5. What does it say about the quality of mid-major teams that there is complete consensus that Boise State is the pick of the litter and the Broncos didn't play a shred of defense last year. At least Fresno State played competent defense when they made their run in 2001.
6. Here's the problem with the avalanche of support for Reggie Bush in the Heisman discussion: how is Lane Kiffin going to figure out ways to get him the ball that didn't occur to Norm Chow? I'm waiting, guys.
7. And in the realm of completely idiotic reasoning, here's Luke Winn on why Laurence Maroney will be a Heisman flop:
"Laurence Maroney, RB, Minnesota. Last year Maroney and Marion Barber formed the best 1-2 punch in the Big Ten. But with Barber and quarterback Asad Abdul-Khaliq gone, teams will be stacking nine in the box to stop Maroney."
Khaliq didn't play last year and Maroney still ran wild. Additionally, Barber never played at the same time as Maroney, so how would defenses treat Laurence any differently this year? Barber's absence makes Maroney more likely to get Heisman publicity because he won't be sharing the load anymore. And what defense hasn't yet figured out to load up nine in the box against Minnesota? They haven't been able to throw the ball for years! If I know these things off the top of my head, then what the hell are SI writers doing writing this drivel when it's their job to know such facts?
But just to be fair, I'll go on the record picking against the best that SI has to offer:
Rose - USC vs. LSU - although this hurricane could really screw with with this pick.
Sugar - Florida vs. Cal - ABC's fantasy.

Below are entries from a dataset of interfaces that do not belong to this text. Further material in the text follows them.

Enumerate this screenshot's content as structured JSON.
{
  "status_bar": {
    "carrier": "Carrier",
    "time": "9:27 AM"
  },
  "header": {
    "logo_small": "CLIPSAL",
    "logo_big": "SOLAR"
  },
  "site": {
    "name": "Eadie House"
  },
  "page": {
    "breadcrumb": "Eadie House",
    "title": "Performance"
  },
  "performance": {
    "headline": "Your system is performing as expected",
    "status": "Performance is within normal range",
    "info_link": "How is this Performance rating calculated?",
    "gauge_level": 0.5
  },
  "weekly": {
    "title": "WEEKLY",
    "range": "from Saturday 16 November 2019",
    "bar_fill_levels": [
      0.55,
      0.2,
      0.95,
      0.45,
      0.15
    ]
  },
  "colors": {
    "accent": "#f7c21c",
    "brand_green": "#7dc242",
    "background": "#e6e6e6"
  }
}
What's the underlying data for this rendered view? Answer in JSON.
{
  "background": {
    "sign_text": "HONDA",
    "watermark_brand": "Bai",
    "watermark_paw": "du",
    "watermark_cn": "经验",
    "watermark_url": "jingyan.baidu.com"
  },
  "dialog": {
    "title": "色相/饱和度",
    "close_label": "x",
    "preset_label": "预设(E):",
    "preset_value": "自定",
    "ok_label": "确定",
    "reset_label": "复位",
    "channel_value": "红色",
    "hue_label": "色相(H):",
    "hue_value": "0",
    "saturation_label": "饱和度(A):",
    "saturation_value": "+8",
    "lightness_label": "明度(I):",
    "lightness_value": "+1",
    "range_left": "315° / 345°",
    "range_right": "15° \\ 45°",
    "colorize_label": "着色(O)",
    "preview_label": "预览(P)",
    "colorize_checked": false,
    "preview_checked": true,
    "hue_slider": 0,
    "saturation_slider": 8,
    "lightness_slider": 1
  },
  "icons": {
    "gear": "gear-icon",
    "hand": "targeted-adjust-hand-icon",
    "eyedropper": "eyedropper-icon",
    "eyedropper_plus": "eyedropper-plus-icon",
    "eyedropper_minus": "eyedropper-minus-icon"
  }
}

Orange - Virginia Tech v. Louisville - ABC's nightmare (unless the Ville is 11-0 and whining.)
Fiesta - Texas vs. Michigan - worked out pretty well the first time.
Maryland - Now that Kelly Johnson isn't hitting and college football is around the corner, my man crush has shifted to the Fridge.
Florida State - Iowa fits the Charles Rogers theorem the best, but FSU is the most likely team to finish significantly below its pre-season rank.
Best Non-BCS-Conference Team
Bowling Green - just because I don't want to pick Boise State.
Heisman Trophy Winner
I don't really care, but hell, let's just go with Leinart again. Unlike Jason White, he doesn't have to deal with the stigma of having won the award and then shat the bed in the bowl game, so there'll be no remorse in giving the award to him again. Plus, the voters would all love it if he would date their daughters.
Preseason Heisman Candidate Who Will Pull A '2004 Brad Smith' (and fall out of the race)
Vince Young - I sense bad things for him in Columbus.
Next Household Name
Joseph Addai - just because he's on my fantasy team.
Coach On The Hottest Seat
Rich Brooks - Kentucky fans don't have high standards, but 7-17 in two years will chafe just about any fan base.
If USC is going to lose a regular-season game, which one will it be?
Nov. 12 at Cal - Tedford's teams have done a great job against SC so far, so why rock the boat?
Which of these three predictions would you feel the most comfortable making?
- Charlie Weis' Fighting Irish over 6 1/2 wins.
- Steve Spurrier's Gamecocks over 5 1/2 wins.
- Urban Meyer's Gators over 8 1/2 wins
Weis - six wins are not a tall task when the schedule includes Stanford, Navy, BYU, Washington, and Syracuse and he has the entire offense returning. Meyer will likely go over 8.5 wins, but the schedule is tricky. Spurrier has nothing to work with in Columbia, so I'd almost be inclined to take the under on him.